ACTIVITY
In the entries below, filter for the word "value" and copy every matching line.

[Interface dataset entries]
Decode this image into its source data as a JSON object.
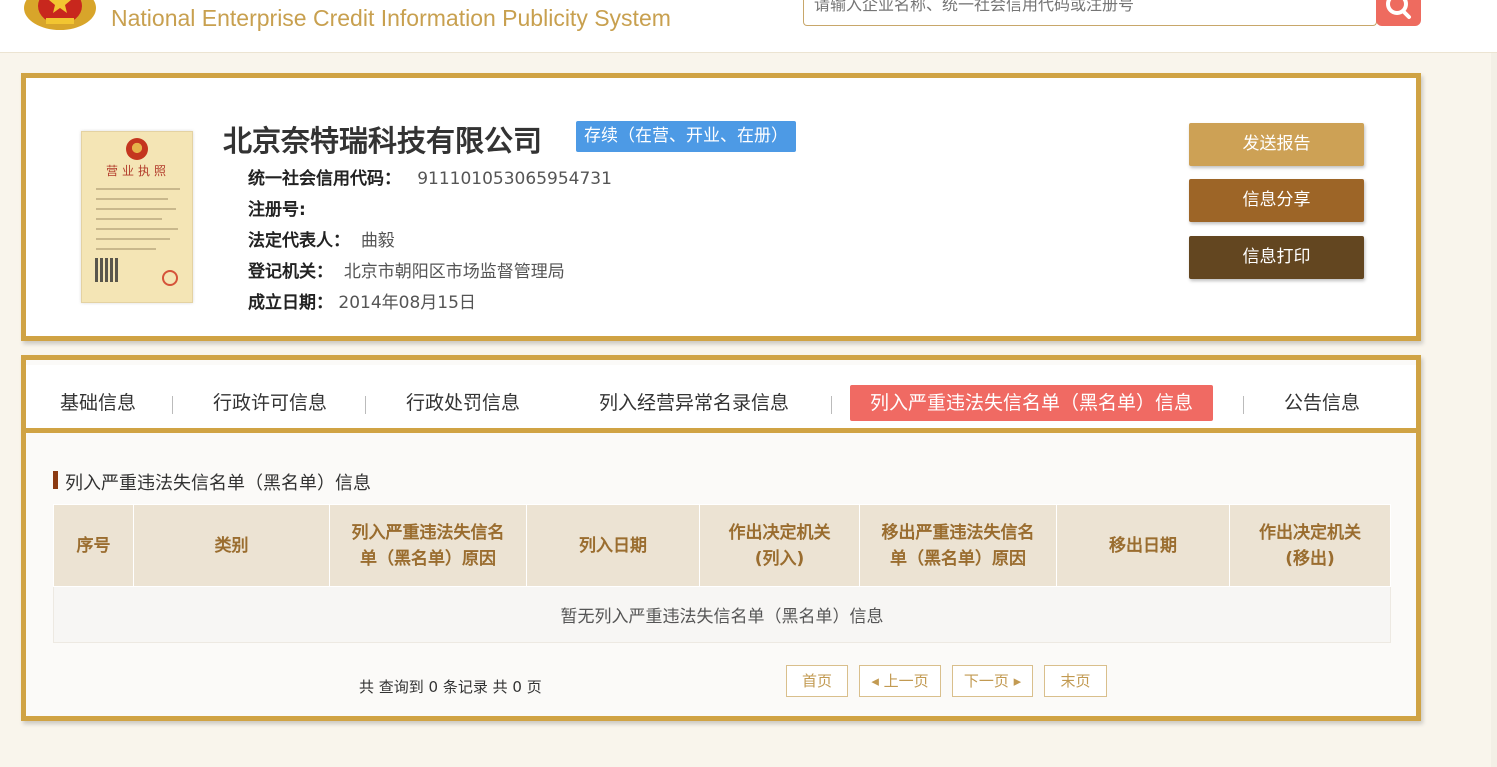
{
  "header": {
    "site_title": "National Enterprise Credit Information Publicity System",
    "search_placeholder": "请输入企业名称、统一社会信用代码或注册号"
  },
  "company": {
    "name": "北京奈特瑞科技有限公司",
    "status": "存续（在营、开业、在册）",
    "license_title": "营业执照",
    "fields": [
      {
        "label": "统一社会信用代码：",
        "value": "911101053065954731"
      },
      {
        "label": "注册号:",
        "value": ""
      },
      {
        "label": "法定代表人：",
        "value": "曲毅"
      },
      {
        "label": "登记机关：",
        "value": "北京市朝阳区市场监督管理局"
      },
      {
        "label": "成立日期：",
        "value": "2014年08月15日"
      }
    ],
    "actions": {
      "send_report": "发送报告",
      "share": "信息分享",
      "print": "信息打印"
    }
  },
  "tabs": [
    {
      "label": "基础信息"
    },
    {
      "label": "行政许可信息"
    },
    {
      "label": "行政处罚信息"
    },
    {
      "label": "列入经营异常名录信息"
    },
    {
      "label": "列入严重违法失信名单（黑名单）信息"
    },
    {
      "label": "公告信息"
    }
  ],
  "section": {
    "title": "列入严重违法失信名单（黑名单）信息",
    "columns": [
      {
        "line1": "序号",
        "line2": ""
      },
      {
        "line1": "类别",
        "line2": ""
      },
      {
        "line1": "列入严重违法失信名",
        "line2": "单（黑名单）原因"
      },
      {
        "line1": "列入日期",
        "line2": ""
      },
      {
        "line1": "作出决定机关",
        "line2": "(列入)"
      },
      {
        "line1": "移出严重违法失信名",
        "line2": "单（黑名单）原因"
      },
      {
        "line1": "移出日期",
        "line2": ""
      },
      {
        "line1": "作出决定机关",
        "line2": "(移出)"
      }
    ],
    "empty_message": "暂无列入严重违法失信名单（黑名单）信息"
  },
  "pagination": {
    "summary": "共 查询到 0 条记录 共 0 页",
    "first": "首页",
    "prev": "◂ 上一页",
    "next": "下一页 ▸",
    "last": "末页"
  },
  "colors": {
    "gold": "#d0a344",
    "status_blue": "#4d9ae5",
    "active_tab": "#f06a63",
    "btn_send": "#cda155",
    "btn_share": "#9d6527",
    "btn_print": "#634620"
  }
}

WRITTEN REPLY
        "value": "911101053065954731"
        "value": ""
        "value": "曲毅"
        "value": "北京市朝阳区市场监督管理局"
        "value": "2014年08月15日"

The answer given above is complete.